/---

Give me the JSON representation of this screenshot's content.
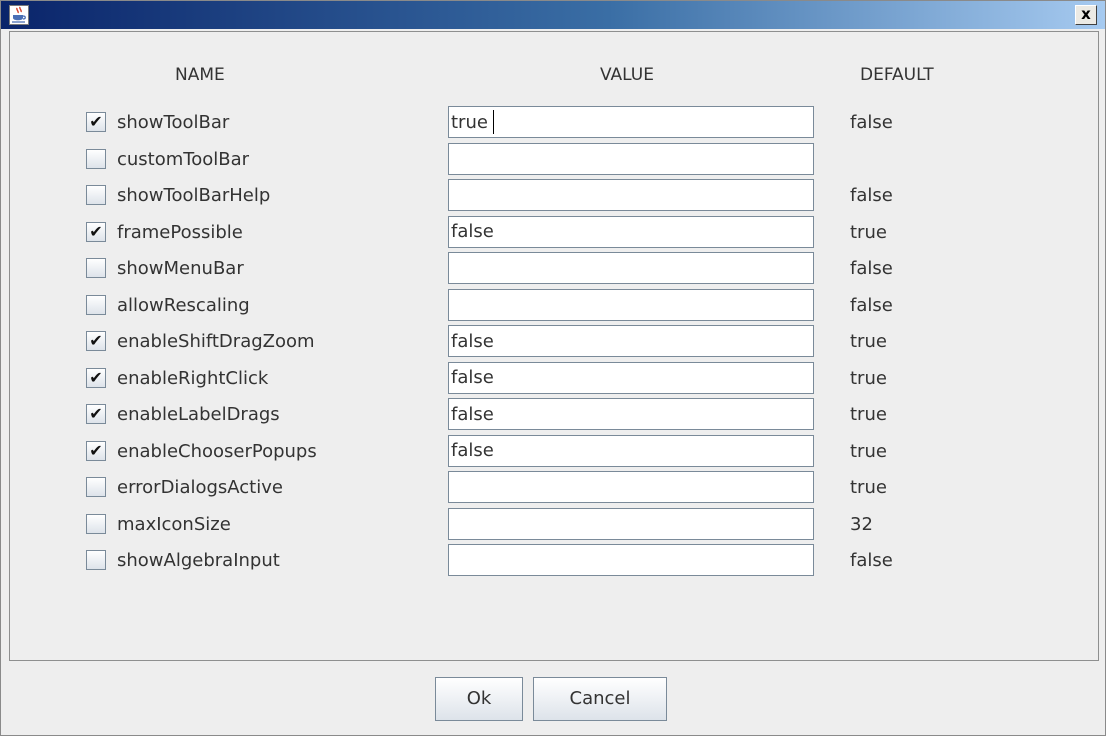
{
  "window": {
    "icon": "java-coffee-cup-icon",
    "close_label": "x"
  },
  "headers": {
    "name": "NAME",
    "value": "VALUE",
    "default": "DEFAULT"
  },
  "rows": [
    {
      "name": "showToolBar",
      "checked": true,
      "value": "true",
      "default": "false"
    },
    {
      "name": "customToolBar",
      "checked": false,
      "value": "",
      "default": ""
    },
    {
      "name": "showToolBarHelp",
      "checked": false,
      "value": "",
      "default": "false"
    },
    {
      "name": "framePossible",
      "checked": true,
      "value": "false",
      "default": "true"
    },
    {
      "name": "showMenuBar",
      "checked": false,
      "value": "",
      "default": "false"
    },
    {
      "name": "allowRescaling",
      "checked": false,
      "value": "",
      "default": "false"
    },
    {
      "name": "enableShiftDragZoom",
      "checked": true,
      "value": "false",
      "default": "true"
    },
    {
      "name": "enableRightClick",
      "checked": true,
      "value": "false",
      "default": "true"
    },
    {
      "name": "enableLabelDrags",
      "checked": true,
      "value": "false",
      "default": "true"
    },
    {
      "name": "enableChooserPopups",
      "checked": true,
      "value": "false",
      "default": "true"
    },
    {
      "name": "errorDialogsActive",
      "checked": false,
      "value": "",
      "default": "true"
    },
    {
      "name": "maxIconSize",
      "checked": false,
      "value": "",
      "default": "32"
    },
    {
      "name": "showAlgebraInput",
      "checked": false,
      "value": "",
      "default": "false"
    }
  ],
  "buttons": {
    "ok": "Ok",
    "cancel": "Cancel"
  },
  "check_mark": "✔"
}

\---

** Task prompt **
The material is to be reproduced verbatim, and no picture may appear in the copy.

** Your solution **
Give me the JSON representation of this screenshot's content.
{
  "window": {
    "icon": "java-coffee-cup-icon",
    "close_label": "x"
  },
  "headers": {
    "name": "NAME",
    "value": "VALUE",
    "default": "DEFAULT"
  },
  "rows": [
    {
      "name": "showToolBar",
      "checked": true,
      "value": "true",
      "default": "false"
    },
    {
      "name": "customToolBar",
      "checked": false,
      "value": "",
      "default": ""
    },
    {
      "name": "showToolBarHelp",
      "checked": false,
      "value": "",
      "default": "false"
    },
    {
      "name": "framePossible",
      "checked": true,
      "value": "false",
      "default": "true"
    },
    {
      "name": "showMenuBar",
      "checked": false,
      "value": "",
      "default": "false"
    },
    {
      "name": "allowRescaling",
      "checked": false,
      "value": "",
      "default": "false"
    },
    {
      "name": "enableShiftDragZoom",
      "checked": true,
      "value": "false",
      "default": "true"
    },
    {
      "name": "enableRightClick",
      "checked": true,
      "value": "false",
      "default": "true"
    },
    {
      "name": "enableLabelDrags",
      "checked": true,
      "value": "false",
      "default": "true"
    },
    {
      "name": "enableChooserPopups",
      "checked": true,
      "value": "false",
      "default": "true"
    },
    {
      "name": "errorDialogsActive",
      "checked": false,
      "value": "",
      "default": "true"
    },
    {
      "name": "maxIconSize",
      "checked": false,
      "value": "",
      "default": "32"
    },
    {
      "name": "showAlgebraInput",
      "checked": false,
      "value": "",
      "default": "false"
    }
  ],
  "buttons": {
    "ok": "Ok",
    "cancel": "Cancel"
  },
  "check_mark": "✔"
}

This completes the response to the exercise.